Secure Comparator

Secure Comparator is an interactive protocol for two parties that compares whether they share the same secret or not. It is built around a Zero Knowledge Proof-based protocol (Socialist Millionaire's Protocol), with a number of security enhancements.

Secure Comparator is transport-agnostic and only requires the user(s) to pass messages in a certain sequence. The protocol itself is ingrained into the functions and requires minimal integration efforts from the developer.

Secure Comparator workflow

Secure Comparator has two parties — called client and server — the only difference between them is in who starts the comparison.

Secure Comparator client
import "github.com/cossacklabs/themis/gothemis/compare"

// create secure comparator and append secret
scomparator, err := compare.New()
err = scomparator.Append(sharedSecret) // byte[]

// Initiating secure compare (client, step1)
buf, err := scomparator.Begin()

for {
    // check comparison result
    res, err := scomparator.Result()

    if compare.COMPARE_NOT_READY == res {
        // send `buf` on server and receive `readed_bytes`

        // proceed and send again
        buffer, err := scomparator.Proceed(buf[:readed_bytes])
    }  else {
        if compare.COMPARE_MATCH == res {
            fmt.Println("match")
        } else {
            fmt.Println("not match")
        }
        break
    }
}

After the loop finishes, the comparison is over and its result is checked calling sc.Result().

Secure Comparator server

Server part can be described in any language, let's pretend that both client and server are using Go.

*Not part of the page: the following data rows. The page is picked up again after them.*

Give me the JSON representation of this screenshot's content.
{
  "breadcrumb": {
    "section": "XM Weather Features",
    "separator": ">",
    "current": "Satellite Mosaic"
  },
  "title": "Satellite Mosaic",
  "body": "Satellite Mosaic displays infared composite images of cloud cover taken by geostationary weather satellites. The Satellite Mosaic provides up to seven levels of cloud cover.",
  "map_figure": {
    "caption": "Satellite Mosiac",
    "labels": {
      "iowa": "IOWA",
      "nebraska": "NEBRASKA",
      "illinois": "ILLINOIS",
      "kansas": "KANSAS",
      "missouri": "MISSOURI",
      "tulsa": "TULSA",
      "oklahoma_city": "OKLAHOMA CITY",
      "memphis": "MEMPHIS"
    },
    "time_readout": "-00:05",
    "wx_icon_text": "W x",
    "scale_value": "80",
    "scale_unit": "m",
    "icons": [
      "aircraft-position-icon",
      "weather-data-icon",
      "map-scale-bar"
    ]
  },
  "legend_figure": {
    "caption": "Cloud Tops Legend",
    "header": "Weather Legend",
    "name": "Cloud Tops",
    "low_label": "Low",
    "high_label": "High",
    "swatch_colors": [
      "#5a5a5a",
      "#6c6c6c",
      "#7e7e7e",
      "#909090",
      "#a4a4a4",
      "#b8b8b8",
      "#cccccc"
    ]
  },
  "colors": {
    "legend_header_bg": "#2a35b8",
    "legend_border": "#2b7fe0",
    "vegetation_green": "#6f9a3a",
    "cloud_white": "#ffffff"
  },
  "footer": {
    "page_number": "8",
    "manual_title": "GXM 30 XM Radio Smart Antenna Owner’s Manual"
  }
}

import "github.com/cossacklabs/themis/gothemis/compare"

// create secure comparator and append secret
scomparator, err := compare.New()
err = scomparator.Append(sharedSecret) // byte[]

for {
    // check comparison result
    res, err := scomparator.Result()

    if compare.COMPARE_NOT_READY == res {
        // receive `readed_bytes` from client

        // proceed and send to client
        buffer, err := scomparator.Proceed(buf[:readed_bytes])
    }  else {
        if compare.COMPARE_MATCH == res {
            fmt.Println("match")
        } else {
            fmt.Println("not match")
        }
        break
    }
}

After the loop finishes, the comparison is over and its result is checked calling sc.Result().

Please refer to the Secure Comparator Examples to get the complete vision how Secure Comparator works.